If awards were handed out for such things, Tim Ryan, the congressman from Ohio, would probably snag Hometowniest Homie: Everything about the often-wide-eyed Buckeye State native’s debate performance, from his references to “forgotten communities” of the industrial Midwest (he called out Youngstown, Ohio, down the road from his birthplace Niles) to his hearty Great Lakes accent, reflected his pitch as the Democrat’s Rust Belt Guy for 2020. “I’ve had family members that have to unbolt a machine from the factory floor, put it in a box, and ship it to China,” he exclaimed when asked about the decline of American industry. Only in his closing statement did Ryan seem to acknowledge that economic adversity also exists outside Ohio. “There’s a tent city in L.A.,” he offered.
Notably untethered to her local roots but acutely interested in other points on the astral plane was self-help author/gift to late-night comedians Marianne Williamson, who once owned a New Age bookstore in her native Houston. (She did have a memorable line about calling up the prime minister of New Zealand.) Hawaii Congresswoman Tulsi Gabbard, whose star moment came when she took Ryan to task about the war in Afghanistan, and Minnesota Senator Amy Klobuchar, who made a brief reference to her success in that blue state’s more-conservative districts, both played down the regions they represent.
But if there was an award for least-interested in “real” places in the U.S., it would be a tie: Massachusetts Senator Elizabeth Warren left the Bay State totally unmentioned, though she did raise her Oklahoma flag once in her closing statement.

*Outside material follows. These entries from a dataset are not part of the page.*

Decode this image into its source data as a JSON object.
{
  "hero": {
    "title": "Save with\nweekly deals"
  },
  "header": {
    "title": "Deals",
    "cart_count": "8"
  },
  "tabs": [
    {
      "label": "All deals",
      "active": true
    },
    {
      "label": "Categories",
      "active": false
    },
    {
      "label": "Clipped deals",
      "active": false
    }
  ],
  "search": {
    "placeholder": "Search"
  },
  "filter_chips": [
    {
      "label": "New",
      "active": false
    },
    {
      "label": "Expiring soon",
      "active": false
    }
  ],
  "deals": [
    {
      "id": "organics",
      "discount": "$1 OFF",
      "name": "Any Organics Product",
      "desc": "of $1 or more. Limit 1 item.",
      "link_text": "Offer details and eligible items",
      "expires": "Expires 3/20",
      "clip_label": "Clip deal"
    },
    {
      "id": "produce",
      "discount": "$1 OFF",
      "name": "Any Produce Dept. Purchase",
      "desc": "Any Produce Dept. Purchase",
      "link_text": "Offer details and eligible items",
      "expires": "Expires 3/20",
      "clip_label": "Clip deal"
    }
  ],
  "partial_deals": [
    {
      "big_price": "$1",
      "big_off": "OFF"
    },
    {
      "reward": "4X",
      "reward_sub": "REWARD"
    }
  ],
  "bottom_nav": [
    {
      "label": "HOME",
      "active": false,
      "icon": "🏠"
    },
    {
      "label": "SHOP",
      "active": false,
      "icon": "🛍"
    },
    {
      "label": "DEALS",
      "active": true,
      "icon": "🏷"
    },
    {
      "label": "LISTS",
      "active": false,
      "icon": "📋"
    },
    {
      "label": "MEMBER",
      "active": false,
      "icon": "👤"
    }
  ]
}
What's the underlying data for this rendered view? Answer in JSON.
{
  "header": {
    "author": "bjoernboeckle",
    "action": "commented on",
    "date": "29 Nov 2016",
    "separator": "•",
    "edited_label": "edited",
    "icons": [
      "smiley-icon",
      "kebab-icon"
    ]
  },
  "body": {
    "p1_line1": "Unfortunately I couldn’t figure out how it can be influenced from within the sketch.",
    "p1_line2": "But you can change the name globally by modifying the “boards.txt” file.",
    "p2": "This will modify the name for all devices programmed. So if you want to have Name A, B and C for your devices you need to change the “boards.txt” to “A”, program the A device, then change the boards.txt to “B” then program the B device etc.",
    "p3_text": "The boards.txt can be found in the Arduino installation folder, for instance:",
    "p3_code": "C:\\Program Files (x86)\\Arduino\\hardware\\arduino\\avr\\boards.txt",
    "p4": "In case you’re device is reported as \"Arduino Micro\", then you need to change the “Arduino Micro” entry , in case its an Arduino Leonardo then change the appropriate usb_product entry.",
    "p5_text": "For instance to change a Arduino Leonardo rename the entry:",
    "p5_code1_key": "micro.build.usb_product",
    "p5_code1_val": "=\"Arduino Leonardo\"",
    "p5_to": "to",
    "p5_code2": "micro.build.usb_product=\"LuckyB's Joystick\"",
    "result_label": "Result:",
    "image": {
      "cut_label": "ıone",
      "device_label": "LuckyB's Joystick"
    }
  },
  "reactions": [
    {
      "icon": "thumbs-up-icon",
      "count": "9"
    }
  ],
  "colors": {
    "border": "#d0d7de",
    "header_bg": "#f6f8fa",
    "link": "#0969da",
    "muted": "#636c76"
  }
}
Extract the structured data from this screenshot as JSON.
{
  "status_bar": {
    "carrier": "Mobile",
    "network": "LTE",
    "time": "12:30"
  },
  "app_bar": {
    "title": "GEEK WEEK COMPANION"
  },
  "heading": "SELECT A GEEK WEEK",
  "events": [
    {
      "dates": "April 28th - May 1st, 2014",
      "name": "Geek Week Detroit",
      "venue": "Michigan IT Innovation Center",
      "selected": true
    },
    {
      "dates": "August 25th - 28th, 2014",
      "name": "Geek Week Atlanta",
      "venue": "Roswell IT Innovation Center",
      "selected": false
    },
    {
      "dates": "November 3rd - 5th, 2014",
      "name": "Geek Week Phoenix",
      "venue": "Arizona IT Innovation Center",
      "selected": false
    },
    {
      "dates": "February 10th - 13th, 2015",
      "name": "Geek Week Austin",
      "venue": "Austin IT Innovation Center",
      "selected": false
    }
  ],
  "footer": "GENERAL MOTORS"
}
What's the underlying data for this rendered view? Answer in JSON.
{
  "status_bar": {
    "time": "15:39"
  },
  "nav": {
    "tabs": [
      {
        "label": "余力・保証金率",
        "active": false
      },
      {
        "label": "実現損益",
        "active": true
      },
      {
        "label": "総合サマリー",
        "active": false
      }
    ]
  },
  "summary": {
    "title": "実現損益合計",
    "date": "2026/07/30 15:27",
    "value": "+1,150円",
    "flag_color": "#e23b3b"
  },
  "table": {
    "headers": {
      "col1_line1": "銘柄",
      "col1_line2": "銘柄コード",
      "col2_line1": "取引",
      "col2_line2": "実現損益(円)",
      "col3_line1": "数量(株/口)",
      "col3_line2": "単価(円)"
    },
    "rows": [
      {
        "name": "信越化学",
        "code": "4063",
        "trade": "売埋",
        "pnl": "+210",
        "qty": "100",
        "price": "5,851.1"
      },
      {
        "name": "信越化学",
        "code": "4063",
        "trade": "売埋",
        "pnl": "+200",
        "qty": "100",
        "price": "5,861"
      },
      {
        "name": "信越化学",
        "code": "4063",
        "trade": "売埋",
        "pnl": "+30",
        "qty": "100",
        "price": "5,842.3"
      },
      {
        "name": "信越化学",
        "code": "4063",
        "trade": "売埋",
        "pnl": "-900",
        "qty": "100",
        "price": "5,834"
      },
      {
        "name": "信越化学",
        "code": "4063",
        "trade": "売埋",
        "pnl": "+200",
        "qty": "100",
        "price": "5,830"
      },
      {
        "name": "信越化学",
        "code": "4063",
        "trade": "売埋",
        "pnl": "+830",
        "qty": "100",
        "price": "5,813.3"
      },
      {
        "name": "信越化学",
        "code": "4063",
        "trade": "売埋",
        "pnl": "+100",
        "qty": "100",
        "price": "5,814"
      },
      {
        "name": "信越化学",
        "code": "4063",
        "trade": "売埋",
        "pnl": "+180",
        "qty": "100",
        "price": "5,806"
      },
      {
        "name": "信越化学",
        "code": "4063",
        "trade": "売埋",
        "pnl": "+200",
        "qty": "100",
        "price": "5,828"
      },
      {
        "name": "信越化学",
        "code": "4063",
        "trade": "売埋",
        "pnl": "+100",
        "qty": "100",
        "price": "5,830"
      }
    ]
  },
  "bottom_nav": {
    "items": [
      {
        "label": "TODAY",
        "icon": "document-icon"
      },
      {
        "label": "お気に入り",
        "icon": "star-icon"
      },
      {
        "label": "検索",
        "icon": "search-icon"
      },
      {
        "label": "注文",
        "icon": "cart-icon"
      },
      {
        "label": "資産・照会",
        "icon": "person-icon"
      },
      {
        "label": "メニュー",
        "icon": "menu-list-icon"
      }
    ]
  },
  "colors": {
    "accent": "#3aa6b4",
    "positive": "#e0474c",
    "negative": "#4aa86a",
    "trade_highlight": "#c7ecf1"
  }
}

Never once did Warren mention a specific city or state outside the nation’s capital, but she did mention Washington, D.C. four times. The entire being of Vermont Senator Bernie Sanders shouted out “Brooklyn,” but he didn’t actually invoke the borough of his origins, and spoke about Vermont just once. (He did go after “Wall Street” three times.) Albany-born New York Senator Kristen Gillibrand, whose political career was launched in Upstate New York, never spoke of a single specific place.
What does this say about the frontrunners for the Democratic nomination? A certain rootlessness is a common attribute of many modern-era national political figures. A lot of recent major candidates end up appearing to be From Nowhere: Nominees like Mitt Romney, John McCain, and John Kerry were more or less Omniregional White Guys, reared in and by the federal colossus, not any one place. While Donald Trump may be a thoroughly New York City creature, he must also be the most despised president in his place of birth in history; his only true hometown is the gilded archipelago of resort properties that his family owns.
On the other hand, though Barack Obama and George W. Bush retained tenuous connections to the places where they were born, regional signaling ended up being critical for those two. Perhaps partly due to the attention his Hawaiian birthplace garnered from right-wing “birthers,” Obama leaned heavily on his years living and organizing in Chicago’s South Side. Connecticut-born and Yale-educated Bush was permitted to effortlessly transform himself into a brush-clearing Texas rancher.
This year, the most important feature that Democrat voters are looking for in their party’s candidate is simple: their ability to defeat Trump. As this week’s debates showed, overemphasizing place can reduce contenders to caricature. But when it’s deployed strategically, telling stories through geography can also be a powerful platform for a candidate’s brand.